YOUR TASK ▸ Could you filter the records below and return each line that holds "JSON"?

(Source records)
=======
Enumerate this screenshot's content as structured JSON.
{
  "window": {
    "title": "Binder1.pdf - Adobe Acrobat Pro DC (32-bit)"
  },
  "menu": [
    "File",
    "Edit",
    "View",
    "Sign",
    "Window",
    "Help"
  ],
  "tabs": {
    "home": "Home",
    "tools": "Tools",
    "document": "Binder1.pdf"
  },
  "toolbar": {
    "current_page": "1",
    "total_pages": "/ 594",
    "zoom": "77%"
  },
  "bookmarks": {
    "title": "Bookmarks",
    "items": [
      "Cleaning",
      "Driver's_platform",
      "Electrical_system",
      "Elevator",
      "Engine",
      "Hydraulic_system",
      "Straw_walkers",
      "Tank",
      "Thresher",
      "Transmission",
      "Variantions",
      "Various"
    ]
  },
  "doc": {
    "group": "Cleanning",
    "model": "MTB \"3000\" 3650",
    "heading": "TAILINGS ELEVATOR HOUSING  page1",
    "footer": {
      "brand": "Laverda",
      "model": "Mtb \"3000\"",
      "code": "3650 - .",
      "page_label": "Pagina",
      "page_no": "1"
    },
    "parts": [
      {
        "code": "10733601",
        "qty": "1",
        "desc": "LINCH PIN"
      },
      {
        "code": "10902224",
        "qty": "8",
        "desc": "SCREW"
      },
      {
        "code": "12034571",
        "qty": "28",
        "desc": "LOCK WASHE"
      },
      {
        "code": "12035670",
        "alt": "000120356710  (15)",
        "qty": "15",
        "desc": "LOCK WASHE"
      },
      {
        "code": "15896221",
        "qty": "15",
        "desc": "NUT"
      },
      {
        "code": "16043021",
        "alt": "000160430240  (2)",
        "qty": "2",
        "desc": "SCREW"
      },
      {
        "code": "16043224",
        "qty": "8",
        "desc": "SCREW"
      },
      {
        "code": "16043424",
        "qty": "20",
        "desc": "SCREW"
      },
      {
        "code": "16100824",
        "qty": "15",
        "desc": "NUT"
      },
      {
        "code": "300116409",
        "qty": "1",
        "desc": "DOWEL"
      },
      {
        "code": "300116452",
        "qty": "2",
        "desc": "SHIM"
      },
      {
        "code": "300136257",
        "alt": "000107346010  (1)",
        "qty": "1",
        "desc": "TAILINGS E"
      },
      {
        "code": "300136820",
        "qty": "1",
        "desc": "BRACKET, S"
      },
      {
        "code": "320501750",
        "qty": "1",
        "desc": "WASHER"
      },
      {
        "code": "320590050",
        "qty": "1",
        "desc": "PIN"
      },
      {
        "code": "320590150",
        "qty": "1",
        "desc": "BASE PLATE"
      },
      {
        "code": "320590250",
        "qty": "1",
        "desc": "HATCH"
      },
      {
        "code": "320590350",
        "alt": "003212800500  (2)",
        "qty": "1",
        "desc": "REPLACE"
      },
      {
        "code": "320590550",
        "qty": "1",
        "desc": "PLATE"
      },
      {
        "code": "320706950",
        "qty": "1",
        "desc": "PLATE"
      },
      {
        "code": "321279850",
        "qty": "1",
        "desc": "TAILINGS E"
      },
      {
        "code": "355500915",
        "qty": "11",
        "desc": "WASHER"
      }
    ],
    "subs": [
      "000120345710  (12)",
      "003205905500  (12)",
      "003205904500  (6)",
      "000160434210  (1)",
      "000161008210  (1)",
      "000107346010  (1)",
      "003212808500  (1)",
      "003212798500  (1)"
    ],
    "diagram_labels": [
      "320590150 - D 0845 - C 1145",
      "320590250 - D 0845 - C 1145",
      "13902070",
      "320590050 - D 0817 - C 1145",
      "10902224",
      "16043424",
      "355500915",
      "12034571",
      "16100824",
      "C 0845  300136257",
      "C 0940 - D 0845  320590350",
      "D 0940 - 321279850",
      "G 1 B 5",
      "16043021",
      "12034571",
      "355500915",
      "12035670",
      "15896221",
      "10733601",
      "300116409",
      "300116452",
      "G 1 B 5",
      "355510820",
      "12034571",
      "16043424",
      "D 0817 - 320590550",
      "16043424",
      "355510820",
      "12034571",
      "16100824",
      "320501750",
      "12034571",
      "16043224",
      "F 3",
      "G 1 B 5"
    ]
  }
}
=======
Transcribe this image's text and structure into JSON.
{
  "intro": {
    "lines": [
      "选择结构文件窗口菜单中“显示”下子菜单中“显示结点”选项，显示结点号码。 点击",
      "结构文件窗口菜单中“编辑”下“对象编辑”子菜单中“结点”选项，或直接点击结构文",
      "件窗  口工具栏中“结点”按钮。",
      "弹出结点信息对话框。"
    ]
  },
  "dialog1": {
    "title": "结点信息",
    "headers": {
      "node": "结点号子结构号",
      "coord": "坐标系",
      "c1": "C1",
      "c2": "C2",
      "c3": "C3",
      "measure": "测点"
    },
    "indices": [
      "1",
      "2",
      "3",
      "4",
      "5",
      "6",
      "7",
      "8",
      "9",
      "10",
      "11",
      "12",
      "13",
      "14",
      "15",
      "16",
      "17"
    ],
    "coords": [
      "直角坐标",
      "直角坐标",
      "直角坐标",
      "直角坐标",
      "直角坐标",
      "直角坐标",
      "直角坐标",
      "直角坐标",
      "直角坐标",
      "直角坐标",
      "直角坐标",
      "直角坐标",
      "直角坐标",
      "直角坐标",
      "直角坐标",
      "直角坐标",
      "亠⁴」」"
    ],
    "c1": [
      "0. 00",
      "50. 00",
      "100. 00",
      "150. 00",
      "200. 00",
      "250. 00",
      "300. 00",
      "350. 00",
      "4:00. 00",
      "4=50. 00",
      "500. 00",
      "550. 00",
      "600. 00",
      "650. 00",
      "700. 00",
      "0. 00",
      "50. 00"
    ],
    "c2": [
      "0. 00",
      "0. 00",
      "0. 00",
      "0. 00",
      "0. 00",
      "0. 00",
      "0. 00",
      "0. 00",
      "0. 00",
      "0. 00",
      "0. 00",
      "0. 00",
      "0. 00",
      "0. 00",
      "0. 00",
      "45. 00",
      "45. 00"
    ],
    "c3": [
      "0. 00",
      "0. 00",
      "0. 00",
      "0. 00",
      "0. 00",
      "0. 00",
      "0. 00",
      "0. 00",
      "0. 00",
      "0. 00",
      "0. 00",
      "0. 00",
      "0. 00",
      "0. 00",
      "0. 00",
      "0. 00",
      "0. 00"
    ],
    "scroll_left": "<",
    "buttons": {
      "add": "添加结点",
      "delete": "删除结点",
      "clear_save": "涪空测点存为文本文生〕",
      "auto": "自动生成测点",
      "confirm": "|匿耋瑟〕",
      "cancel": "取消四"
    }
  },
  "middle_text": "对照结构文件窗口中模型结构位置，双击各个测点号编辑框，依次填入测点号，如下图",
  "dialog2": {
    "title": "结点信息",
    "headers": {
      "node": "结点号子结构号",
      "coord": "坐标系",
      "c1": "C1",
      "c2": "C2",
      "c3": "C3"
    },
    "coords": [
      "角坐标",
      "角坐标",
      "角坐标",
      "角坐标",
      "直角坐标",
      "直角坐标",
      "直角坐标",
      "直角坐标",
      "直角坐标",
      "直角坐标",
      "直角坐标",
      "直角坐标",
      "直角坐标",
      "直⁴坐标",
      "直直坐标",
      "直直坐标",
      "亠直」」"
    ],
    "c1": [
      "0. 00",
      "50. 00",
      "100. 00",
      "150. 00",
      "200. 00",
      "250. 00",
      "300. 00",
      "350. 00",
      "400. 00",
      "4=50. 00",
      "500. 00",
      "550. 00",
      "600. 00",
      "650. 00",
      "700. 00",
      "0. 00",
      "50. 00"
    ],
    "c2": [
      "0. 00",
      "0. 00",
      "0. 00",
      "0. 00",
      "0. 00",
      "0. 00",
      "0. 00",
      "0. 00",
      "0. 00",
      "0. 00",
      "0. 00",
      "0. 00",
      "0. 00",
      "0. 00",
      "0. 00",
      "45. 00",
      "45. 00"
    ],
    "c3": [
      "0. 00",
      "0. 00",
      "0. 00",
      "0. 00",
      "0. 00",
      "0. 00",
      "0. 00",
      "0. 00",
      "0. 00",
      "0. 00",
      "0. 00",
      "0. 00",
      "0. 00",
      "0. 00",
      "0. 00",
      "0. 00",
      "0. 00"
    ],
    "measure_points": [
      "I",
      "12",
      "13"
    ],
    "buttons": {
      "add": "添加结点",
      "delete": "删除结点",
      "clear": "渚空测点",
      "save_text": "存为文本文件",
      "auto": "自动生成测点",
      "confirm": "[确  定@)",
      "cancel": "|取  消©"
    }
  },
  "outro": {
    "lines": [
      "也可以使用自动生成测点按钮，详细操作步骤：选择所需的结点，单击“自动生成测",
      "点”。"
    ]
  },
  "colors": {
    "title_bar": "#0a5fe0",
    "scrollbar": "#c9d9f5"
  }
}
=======
PROBLEM SOLUTION ▸
Enumerate this screenshot's content as structured JSON.
Transcribe this image's text and structure into JSON.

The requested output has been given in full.